Exercise instructions: The lines you return should be those containing the string "JSON", taken from the data below.

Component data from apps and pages
--------------------------------
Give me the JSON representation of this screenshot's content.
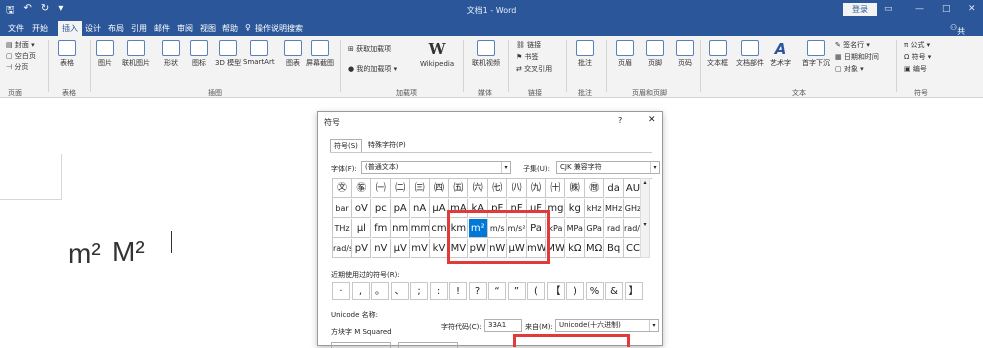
{
  "window": {
    "title": "文档1 - Word",
    "login": "登录",
    "share": "共享"
  },
  "quick_access": {
    "save": "🖫",
    "undo": "↶",
    "redo": "↻",
    "more": "▾"
  },
  "menu": [
    "文件",
    "开始",
    "插入",
    "设计",
    "布局",
    "引用",
    "邮件",
    "审阅",
    "视图",
    "帮助"
  ],
  "menu_search": "操作说明搜索",
  "ribbon": {
    "pages": [
      "封面",
      "空白页",
      "分页"
    ],
    "buttons": [
      "表格",
      "图片",
      "联机图片",
      "形状",
      "图标",
      "3D 模型",
      "SmartArt",
      "图表",
      "屏幕截图",
      "获取加载项",
      "我的加载项",
      "Wikipedia",
      "联机视频",
      "链接",
      "书签",
      "交叉引用",
      "批注",
      "页眉",
      "页脚",
      "页码",
      "文本框",
      "文档部件",
      "艺术字",
      "首字下沉",
      "签名行",
      "日期和时间",
      "对象",
      "公式",
      "符号",
      "编号"
    ],
    "groups": [
      "页面",
      "表格",
      "插图",
      "加载项",
      "媒体",
      "链接",
      "批注",
      "页眉和页脚",
      "文本",
      "符号"
    ]
  },
  "document": {
    "text1": "m²",
    "text2": "M²"
  },
  "dialog": {
    "title": "符号",
    "help": "?",
    "close": "✕",
    "tabs": [
      "符号(S)",
      "特殊字符(P)"
    ],
    "font_label": "字体(F):",
    "font_value": "(普通文本)",
    "subset_label": "子集(U):",
    "subset_value": "CJK 兼容字符",
    "grid": [
      [
        "㉆",
        "㉇",
        "㈠",
        "㈡",
        "㈢",
        "㈣",
        "㈤",
        "㈥",
        "㈦",
        "㈧",
        "㈨",
        "㈩",
        "㈱",
        "㉄",
        "da",
        "AU"
      ],
      [
        "bar",
        "oV",
        "pc",
        "pA",
        "nA",
        "μA",
        "mA",
        "kA",
        "pF",
        "nF",
        "μF",
        "mg",
        "kg",
        "kHz",
        "MHz",
        "GHz"
      ],
      [
        "THz",
        "μl",
        "fm",
        "nm",
        "mm",
        "cm",
        "km",
        "m²",
        "m/s",
        "m/s²",
        "Pa",
        "kPa",
        "MPa",
        "GPa",
        "rad",
        "rad/s"
      ],
      [
        "rad/s²",
        "pV",
        "nV",
        "μV",
        "mV",
        "kV",
        "MV",
        "pW",
        "nW",
        "μW",
        "mW",
        "MW",
        "kΩ",
        "MΩ",
        "Bq",
        "CC"
      ]
    ],
    "recent_label": "近期使用过的符号(R):",
    "recent": [
      "·",
      ",",
      "。",
      "、",
      ";",
      ":",
      "!",
      "?",
      "“",
      "”",
      "(",
      "【",
      ")",
      "%",
      "&",
      "】"
    ],
    "unicode_name_label": "Unicode 名称:",
    "unicode_name": "方块字 M Squared",
    "code_label": "字符代码(C):",
    "code_value": "33A1",
    "from_label": "来自(M):",
    "from_value": "Unicode(十六进制)"
  }
}
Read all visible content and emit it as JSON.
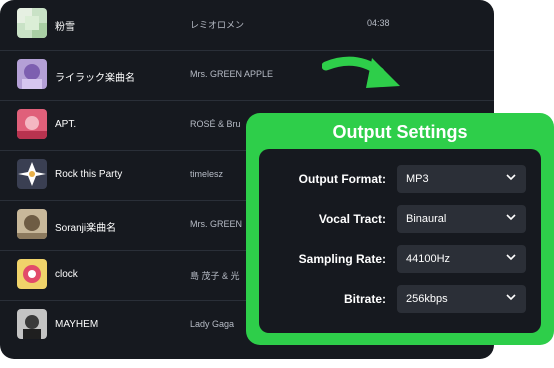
{
  "songs": [
    {
      "title": "粉雪",
      "artist": "レミオロメン",
      "duration": "04:38"
    },
    {
      "title": "ライラック楽曲名",
      "artist": "Mrs. GREEN APPLE",
      "duration": ""
    },
    {
      "title": "APT.",
      "artist": "ROSÉ & Bru",
      "duration": ""
    },
    {
      "title": "Rock this Party",
      "artist": "timelesz",
      "duration": ""
    },
    {
      "title": "Soranji楽曲名",
      "artist": "Mrs. GREEN",
      "duration": ""
    },
    {
      "title": "clock",
      "artist": "島 茂子 & 光",
      "duration": ""
    },
    {
      "title": "MAYHEM",
      "artist": "Lady Gaga",
      "duration": ""
    }
  ],
  "settings": {
    "title": "Output Settings",
    "output_format": {
      "label": "Output Format:",
      "value": "MP3"
    },
    "vocal_tract": {
      "label": "Vocal Tract:",
      "value": "Binaural"
    },
    "sampling_rate": {
      "label": "Sampling Rate:",
      "value": "44100Hz"
    },
    "bitrate": {
      "label": "Bitrate:",
      "value": "256kbps"
    }
  },
  "colors": {
    "accent": "#2ece4a",
    "panel": "#16191f",
    "select": "#2b2f37"
  }
}
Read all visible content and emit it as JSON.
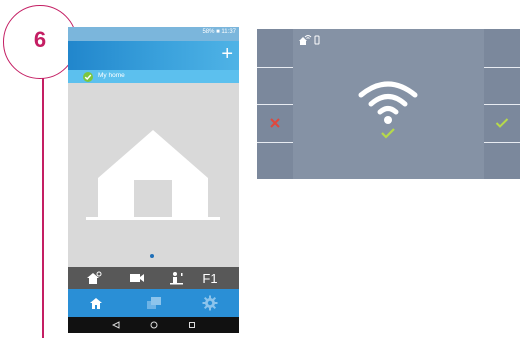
{
  "step": {
    "number": "6"
  },
  "app": {
    "status_bar": {
      "text": "58% ■ 11:37"
    },
    "header": {
      "add_label": "+"
    },
    "home_list": [
      {
        "label": "My home",
        "selected": true
      }
    ],
    "page_indicator": {
      "pages": 1,
      "current": 1
    },
    "action_bar": {
      "items": [
        {
          "icon": "house-key-icon"
        },
        {
          "icon": "camera-icon"
        },
        {
          "icon": "door-person-icon"
        },
        {
          "label": "F1"
        }
      ]
    },
    "bottom_nav": {
      "items": [
        {
          "icon": "home-icon",
          "active": true
        },
        {
          "icon": "messages-icon",
          "active": false
        },
        {
          "icon": "settings-gear-icon",
          "active": false
        }
      ]
    },
    "system_nav": {
      "items": [
        "back-icon",
        "home-circle-icon",
        "recents-icon"
      ]
    },
    "colors": {
      "accent": "#2a8fd6",
      "selected_row": "#5cc0ee",
      "check": "#7cc63f"
    }
  },
  "monitor": {
    "status_icons": [
      "house-wifi-icon",
      "phone-icon"
    ],
    "center_icon": "wifi-icon",
    "center_status": "check-icon",
    "left_buttons": [
      "",
      "",
      "reject-x-icon",
      ""
    ],
    "right_buttons": [
      "",
      "",
      "accept-check-icon",
      ""
    ],
    "colors": {
      "screen": "#8592a5",
      "reject": "#e0473c",
      "accept": "#b6d94a"
    }
  }
}
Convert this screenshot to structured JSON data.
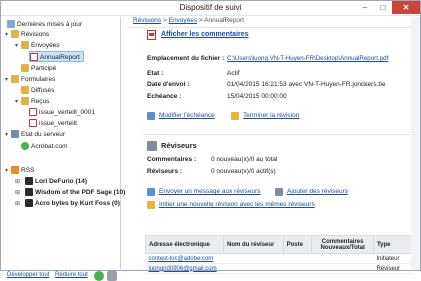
{
  "window": {
    "title": "Dispositif de suivi",
    "close": "✕",
    "maximize": "□",
    "minimize": "–"
  },
  "tree": {
    "recent": "Dernières mises à jour",
    "revisions": "Révisions",
    "sent": "Envoyées",
    "annual_report": "AnnualReport",
    "joined": "Participé",
    "forms": "Formulaires",
    "distributed": "Diffusés",
    "received": "Reçus",
    "issue1": "issue_verteilt_0001",
    "issue2": "issue_verteilt",
    "server_state": "Etat du serveur",
    "acrobat": "Acrobat.com",
    "rss": "RSS",
    "feed1": "Lori DeFurio (14)",
    "feed2": "Wisdom of the PDF Sage (10)",
    "feed3": "Acro bytes by Kurt Foss (0)"
  },
  "footer": {
    "expand_all": "Développer tout",
    "collapse_all": "Réduire tout"
  },
  "breadcrumb": {
    "b1": "Révisions",
    "b2": "Envoyées",
    "b3": "AnnualReport",
    "sep": " > "
  },
  "detail": {
    "show_comments": "Afficher les commentaires",
    "file_location_label": "Emplacement du fichier :",
    "file_location": "C:\\Users\\luong.VN-T-Huyen-FR\\Desktop\\AnnualReport.pdf",
    "state_label": "Etat :",
    "state": "Actif",
    "sent_date_label": "Date d'envoi :",
    "sent_date": "01/04/2015 16:21:53 avec VN-T-Huyen-FR.jonckers.be",
    "due_label": "Echéance :",
    "due": "15/04/2015 00:00:00",
    "modify_due": "Modifier l'échéance",
    "finish_review": "Terminer la révision",
    "reviewers_header": "Réviseurs",
    "comments_label": "Commentaires :",
    "comments_value": "0 nouveau(x)/0 au total",
    "reviewers_label": "Réviseurs :",
    "reviewers_value": "0 nouveau(x)/0 actif(s)",
    "email_reviewers": "Envoyer un message aux réviseurs",
    "add_reviewers": "Ajouter des réviseurs",
    "new_review": "Initier une nouvelle révision avec les mêmes réviseurs"
  },
  "table": {
    "headers": [
      "Adresse électronique",
      "Nom du réviseur",
      "Poste",
      "Commentaires Nouveaux/Total",
      "Type"
    ],
    "rows": [
      [
        "contest-loc@adobe.com",
        "",
        "",
        "",
        "Initiateur"
      ],
      [
        "luongnd0906@gmail.com",
        "",
        "",
        "",
        "Réviseur"
      ]
    ]
  },
  "colors": {
    "link": "#1a4fa3",
    "close_button": "#c9453a",
    "selection": "#cde3f7"
  }
}
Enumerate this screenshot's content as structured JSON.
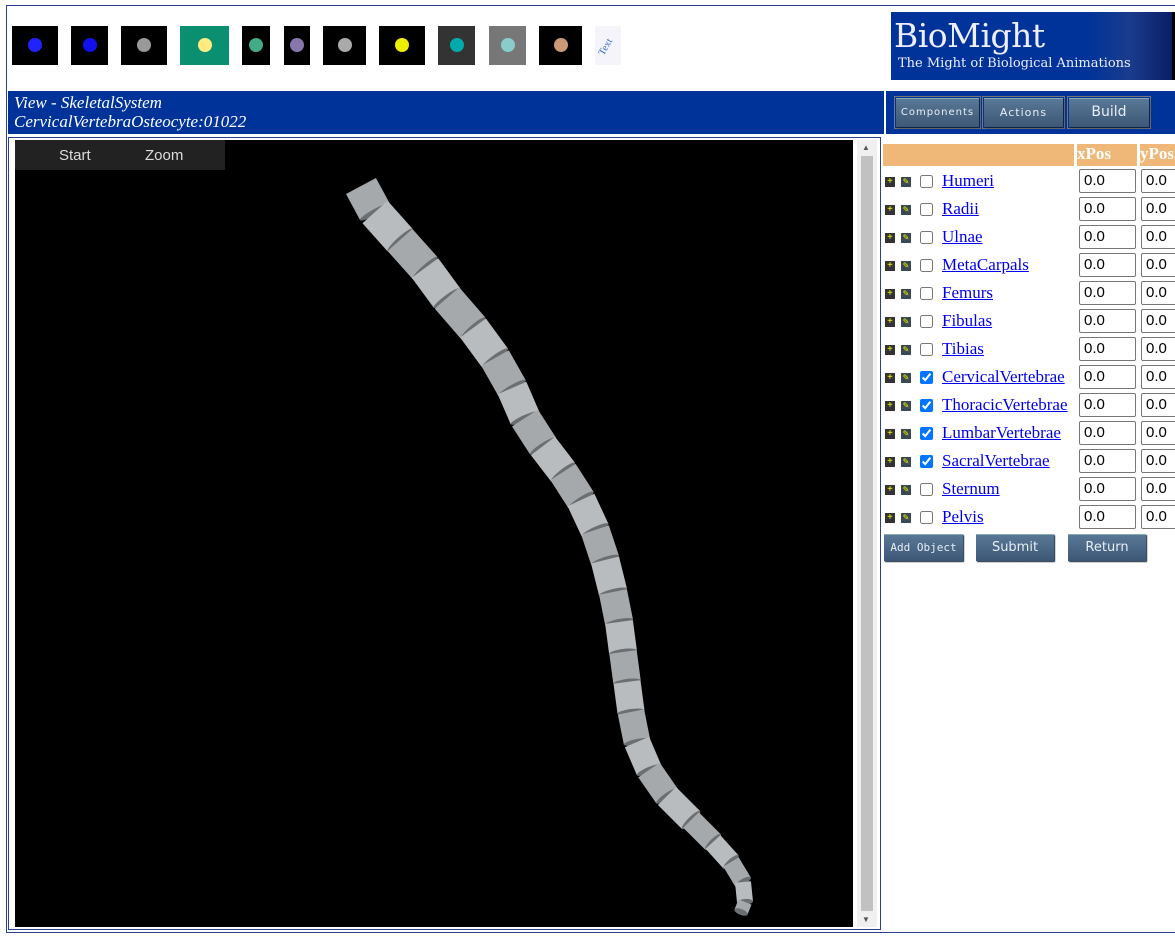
{
  "thumbnails": [
    {
      "name": "molecule-chain",
      "bg": "#000",
      "fg": "#22f"
    },
    {
      "name": "blue-spheres",
      "bg": "#000",
      "fg": "#11e"
    },
    {
      "name": "dna-helix",
      "bg": "#000",
      "fg": "#999"
    },
    {
      "name": "cell-diagram",
      "bg": "#0a9070",
      "fg": "#ffeb80"
    },
    {
      "name": "cell-small",
      "bg": "#000",
      "fg": "#4a8"
    },
    {
      "name": "cell-stack",
      "bg": "#000",
      "fg": "#87a"
    },
    {
      "name": "sphere-cell",
      "bg": "#000",
      "fg": "#aaa"
    },
    {
      "name": "colored-cubes",
      "bg": "#000",
      "fg": "#ee0"
    },
    {
      "name": "organ-model",
      "bg": "#333",
      "fg": "#0aa"
    },
    {
      "name": "lungs-model",
      "bg": "#777",
      "fg": "#8cc"
    },
    {
      "name": "human-torso",
      "bg": "#000",
      "fg": "#c97"
    },
    {
      "name": "text-icon",
      "bg": "#f4f4fa",
      "fg": "#36c",
      "label": "Text"
    }
  ],
  "logo": {
    "title": "BioMight",
    "subtitle": "The Might of Biological Animations"
  },
  "view": {
    "line1": "View - SkeletalSystem",
    "line2": "CervicalVertebraOsteocyte:01022"
  },
  "nav": {
    "components": "Components",
    "actions": "Actions",
    "build": "Build"
  },
  "viewer": {
    "start": "Start",
    "zoom": "Zoom"
  },
  "table": {
    "col_x": "xPos",
    "col_y": "yPos",
    "rows": [
      {
        "label": "Humeri",
        "checked": false,
        "x": "0.0",
        "y": "0.0"
      },
      {
        "label": "Radii",
        "checked": false,
        "x": "0.0",
        "y": "0.0"
      },
      {
        "label": "Ulnae",
        "checked": false,
        "x": "0.0",
        "y": "0.0"
      },
      {
        "label": "MetaCarpals",
        "checked": false,
        "x": "0.0",
        "y": "0.0"
      },
      {
        "label": "Femurs",
        "checked": false,
        "x": "0.0",
        "y": "0.0"
      },
      {
        "label": "Fibulas",
        "checked": false,
        "x": "0.0",
        "y": "0.0"
      },
      {
        "label": "Tibias",
        "checked": false,
        "x": "0.0",
        "y": "0.0"
      },
      {
        "label": "CervicalVertebrae",
        "checked": true,
        "x": "0.0",
        "y": "0.0"
      },
      {
        "label": "ThoracicVertebrae",
        "checked": true,
        "x": "0.0",
        "y": "0.0"
      },
      {
        "label": "LumbarVertebrae",
        "checked": true,
        "x": "0.0",
        "y": "0.0"
      },
      {
        "label": "SacralVertebrae",
        "checked": true,
        "x": "0.0",
        "y": "0.0"
      },
      {
        "label": "Sternum",
        "checked": false,
        "x": "0.0",
        "y": "0.0"
      },
      {
        "label": "Pelvis",
        "checked": false,
        "x": "0.0",
        "y": "0.0"
      }
    ]
  },
  "buttons": {
    "add": "Add Object",
    "submit": "Submit",
    "return": "Return"
  }
}
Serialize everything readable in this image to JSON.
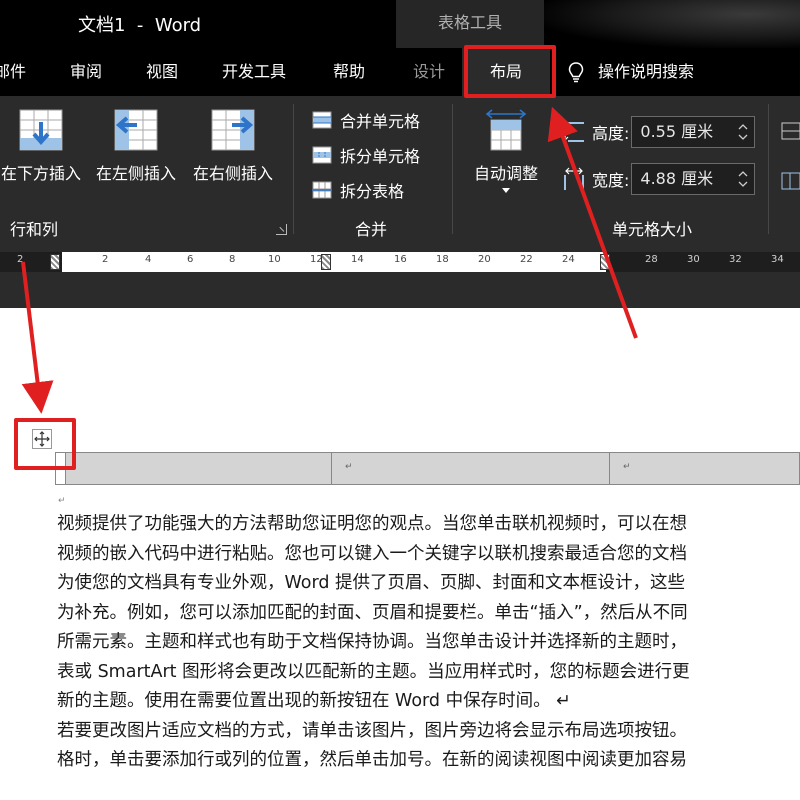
{
  "titlebar": {
    "title": "文档1  -  Word",
    "context_tab": "表格工具"
  },
  "tabs": [
    {
      "label": "邮件"
    },
    {
      "label": "审阅"
    },
    {
      "label": "视图"
    },
    {
      "label": "开发工具"
    },
    {
      "label": "帮助"
    },
    {
      "label": "设计"
    },
    {
      "label": "布局"
    },
    {
      "label": "操作说明搜索"
    }
  ],
  "ribbon": {
    "rows_cols": {
      "insert_below": "在下方插入",
      "insert_left": "在左侧插入",
      "insert_right": "在右侧插入",
      "group_label": "行和列"
    },
    "merge": {
      "merge_cells": "合并单元格",
      "split_cells": "拆分单元格",
      "split_table": "拆分表格",
      "group_label": "合并"
    },
    "cell_size": {
      "autofit": "自动调整",
      "height_label": "高度:",
      "height_value": "0.55 厘米",
      "width_label": "宽度:",
      "width_value": "4.88 厘米",
      "group_label": "单元格大小"
    }
  },
  "ruler": {
    "ticks": [
      "2",
      "2",
      "4",
      "6",
      "8",
      "10",
      "12",
      "14",
      "16",
      "18",
      "20",
      "22",
      "24",
      "28",
      "30",
      "32",
      "34"
    ]
  },
  "document": {
    "cell_marks": [
      "↵",
      "↵"
    ],
    "paragraph_mark": "↵",
    "lines": [
      "视频提供了功能强大的方法帮助您证明您的观点。当您单击联机视频时，可以在想",
      "视频的嵌入代码中进行粘贴。您也可以键入一个关键字以联机搜索最适合您的文档",
      "为使您的文档具有专业外观，Word 提供了页眉、页脚、封面和文本框设计，这些",
      "为补充。例如，您可以添加匹配的封面、页眉和提要栏。单击“插入”，然后从不同",
      "所需元素。主题和样式也有助于文档保持协调。当您单击设计并选择新的主题时，",
      "表或 SmartArt 图形将会更改以匹配新的主题。当应用样式时，您的标题会进行更",
      "新的主题。使用在需要位置出现的新按钮在 Word 中保存时间。 ↵",
      "若要更改图片适应文档的方式，请单击该图片，图片旁边将会显示布局选项按钮。",
      "格时，单击要添加行或列的位置，然后单击加号。在新的阅读视图中阅读更加容易"
    ]
  },
  "colors": {
    "highlight": "#e02020",
    "ribbon_bg": "#2b2b2b",
    "titlebar_bg": "#000000"
  }
}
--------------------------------
Solution to this exercise:
Give me the JSON representation of this screenshot's content.
Read all visible content and emit it as JSON.
Read all visible content and emit it as JSON.
Convert this screenshot to structured JSON data.
Enumerate this screenshot's content as structured JSON.
Serialize everything readable in this image to JSON.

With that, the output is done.